• [ASSIGNMENT] The records under this task must be duplicated exactly.

• [DATA PROVIDED]
####################
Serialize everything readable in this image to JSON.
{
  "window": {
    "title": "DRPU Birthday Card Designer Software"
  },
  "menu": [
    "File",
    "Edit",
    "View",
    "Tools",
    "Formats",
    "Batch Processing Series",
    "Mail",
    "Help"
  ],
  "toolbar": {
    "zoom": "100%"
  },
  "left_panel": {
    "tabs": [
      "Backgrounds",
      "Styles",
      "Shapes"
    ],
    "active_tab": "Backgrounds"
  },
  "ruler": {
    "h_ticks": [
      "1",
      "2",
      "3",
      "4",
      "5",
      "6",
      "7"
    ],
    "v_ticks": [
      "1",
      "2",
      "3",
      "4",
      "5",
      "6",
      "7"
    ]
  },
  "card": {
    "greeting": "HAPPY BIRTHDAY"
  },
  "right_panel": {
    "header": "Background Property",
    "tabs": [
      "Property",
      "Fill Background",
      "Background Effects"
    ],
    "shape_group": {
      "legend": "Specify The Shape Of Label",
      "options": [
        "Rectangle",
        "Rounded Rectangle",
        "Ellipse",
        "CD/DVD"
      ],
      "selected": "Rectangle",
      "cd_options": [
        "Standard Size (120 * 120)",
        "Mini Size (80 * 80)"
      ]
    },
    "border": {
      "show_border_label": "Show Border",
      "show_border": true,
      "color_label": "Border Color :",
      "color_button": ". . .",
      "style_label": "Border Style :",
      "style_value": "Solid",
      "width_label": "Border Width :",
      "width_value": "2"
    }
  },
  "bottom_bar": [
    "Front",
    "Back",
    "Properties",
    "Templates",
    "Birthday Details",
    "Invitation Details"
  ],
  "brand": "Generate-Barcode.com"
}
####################
• [EXERCISE OUTPUT]
Serialize everything readable in this image to JSON.
{
  "window": {
    "title": "DRPU Birthday Card Designer Software"
  },
  "menu": [
    "File",
    "Edit",
    "View",
    "Tools",
    "Formats",
    "Batch Processing Series",
    "Mail",
    "Help"
  ],
  "toolbar": {
    "zoom": "100%"
  },
  "left_panel": {
    "tabs": [
      "Backgrounds",
      "Styles",
      "Shapes"
    ],
    "active_tab": "Backgrounds"
  },
  "ruler": {
    "h_ticks": [
      "1",
      "2",
      "3",
      "4",
      "5",
      "6",
      "7"
    ],
    "v_ticks": [
      "1",
      "2",
      "3",
      "4",
      "5",
      "6",
      "7"
    ]
  },
  "card": {
    "greeting": "HAPPY BIRTHDAY"
  },
  "right_panel": {
    "header": "Background Property",
    "tabs": [
      "Property",
      "Fill Background",
      "Background Effects"
    ],
    "shape_group": {
      "legend": "Specify The Shape Of Label",
      "options": [
        "Rectangle",
        "Rounded Rectangle",
        "Ellipse",
        "CD/DVD"
      ],
      "selected": "Rectangle",
      "cd_options": [
        "Standard Size (120 * 120)",
        "Mini Size (80 * 80)"
      ]
    },
    "border": {
      "show_border_label": "Show Border",
      "show_border": true,
      "color_label": "Border Color :",
      "color_button": ". . .",
      "style_label": "Border Style :",
      "style_value": "Solid",
      "width_label": "Border Width :",
      "width_value": "2"
    }
  },
  "bottom_bar": [
    "Front",
    "Back",
    "Properties",
    "Templates",
    "Birthday Details",
    "Invitation Details"
  ],
  "brand": "Generate-Barcode.com"
}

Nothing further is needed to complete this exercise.